Dataset items
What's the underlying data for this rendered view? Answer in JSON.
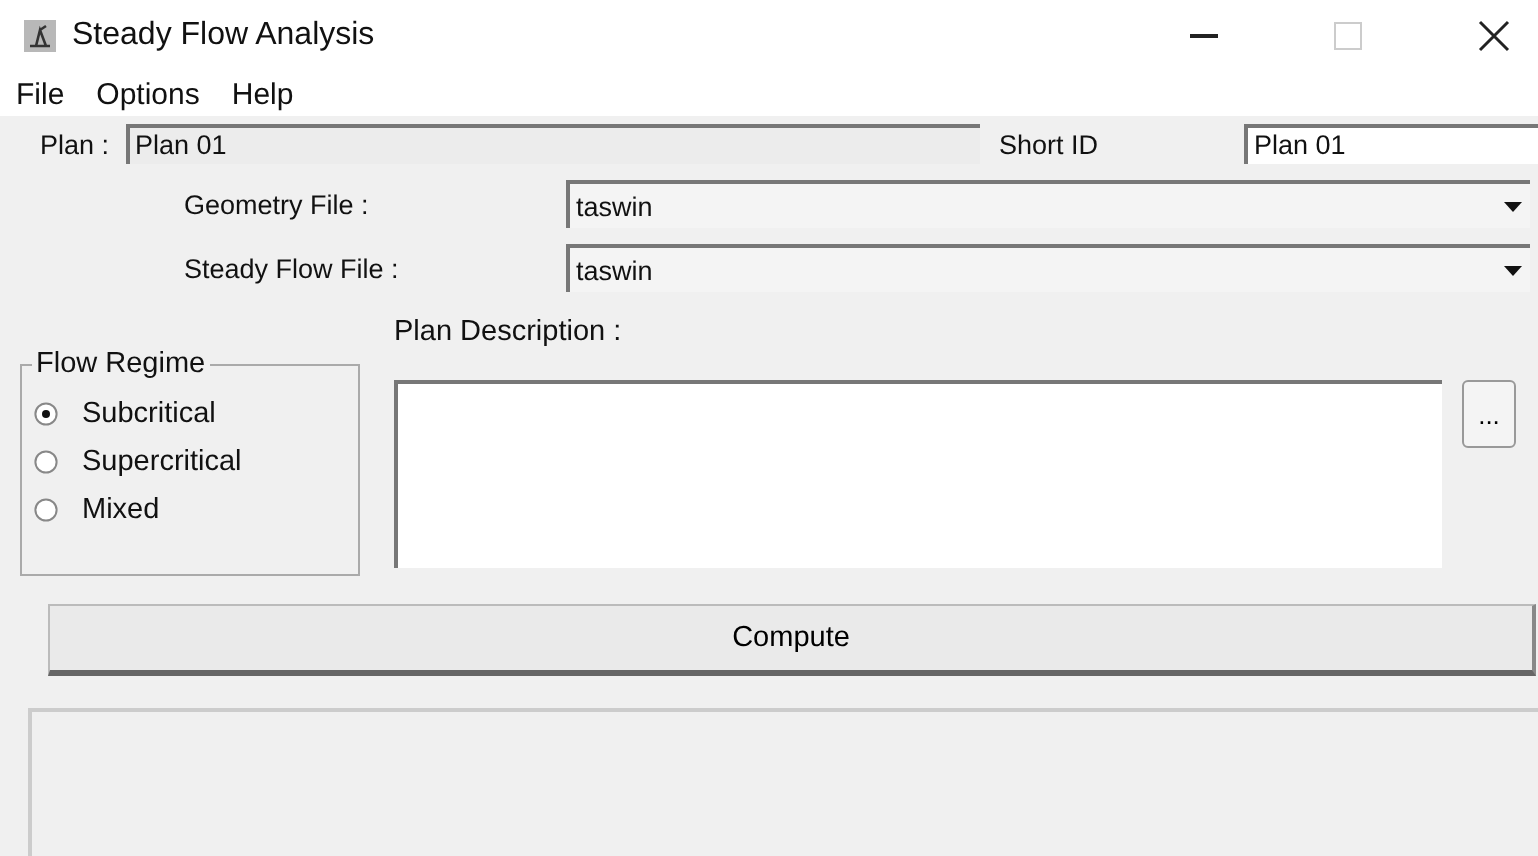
{
  "window": {
    "title": "Steady Flow Analysis"
  },
  "menu": [
    "File",
    "Options",
    "Help"
  ],
  "plan": {
    "label": "Plan :",
    "value": "Plan 01"
  },
  "short_id": {
    "label": "Short ID",
    "value": "Plan 01"
  },
  "files": [
    {
      "label": "Geometry File :",
      "value": "taswin"
    },
    {
      "label": "Steady Flow File :",
      "value": "taswin"
    }
  ],
  "flow_regime": {
    "title": "Flow Regime",
    "options": [
      {
        "label": "Subcritical",
        "selected": true
      },
      {
        "label": "Supercritical",
        "selected": false
      },
      {
        "label": "Mixed",
        "selected": false
      }
    ]
  },
  "description": {
    "label": "Plan Description :",
    "browse": "..."
  },
  "compute_button": "Compute"
}
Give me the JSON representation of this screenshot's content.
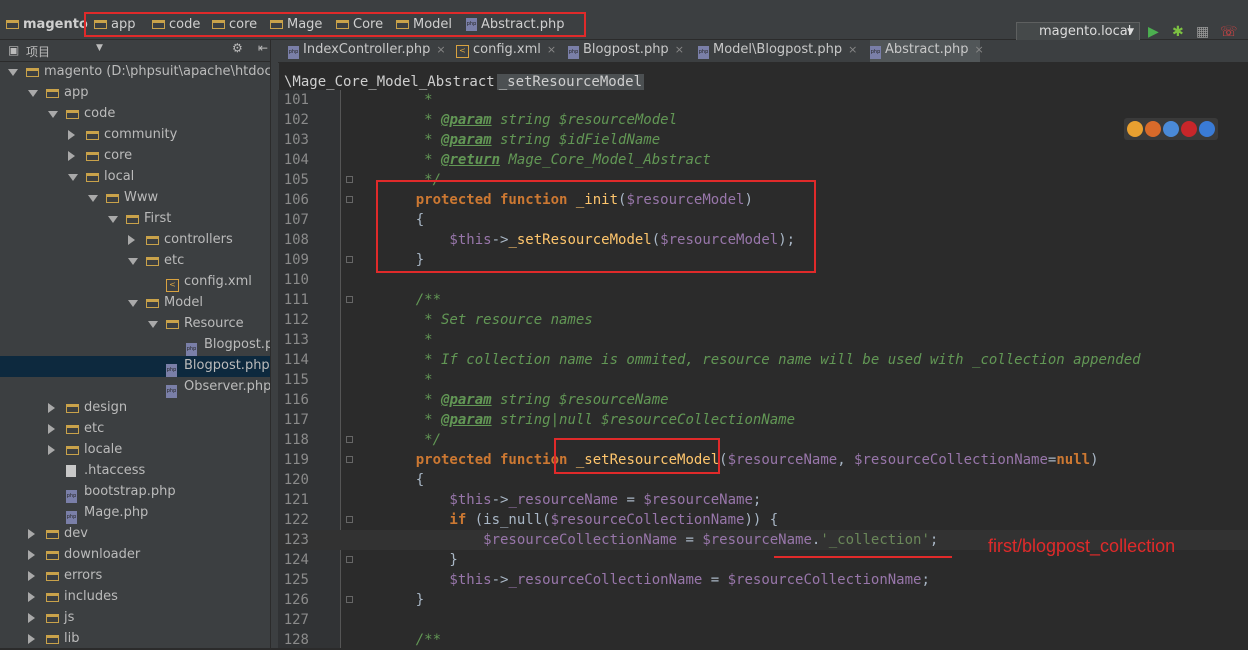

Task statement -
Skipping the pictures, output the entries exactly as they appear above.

Answer to this problem -
What's the underlying data for this rendered view? Answer in JSON.
{
  "window": {
    "title": "Steady Flow Analysis"
  },
  "menu": [
    "File",
    "Options",
    "Help"
  ],
  "plan": {
    "label": "Plan :",
    "value": "Plan 01"
  },
  "short_id": {
    "label": "Short ID",
    "value": "Plan 01"
  },
  "files": [
    {
      "label": "Geometry File :",
      "value": "taswin"
    },
    {
      "label": "Steady Flow File :",
      "value": "taswin"
    }
  ],
  "flow_regime": {
    "title": "Flow Regime",
    "options": [
      {
        "label": "Subcritical",
        "selected": true
      },
      {
        "label": "Supercritical",
        "selected": false
      },
      {
        "label": "Mixed",
        "selected": false
      }
    ]
  },
  "description": {
    "label": "Plan Description :",
    "browse": "..."
  },
  "compute_button": "Compute"
}
Give me the JSON representation of this screenshot's content.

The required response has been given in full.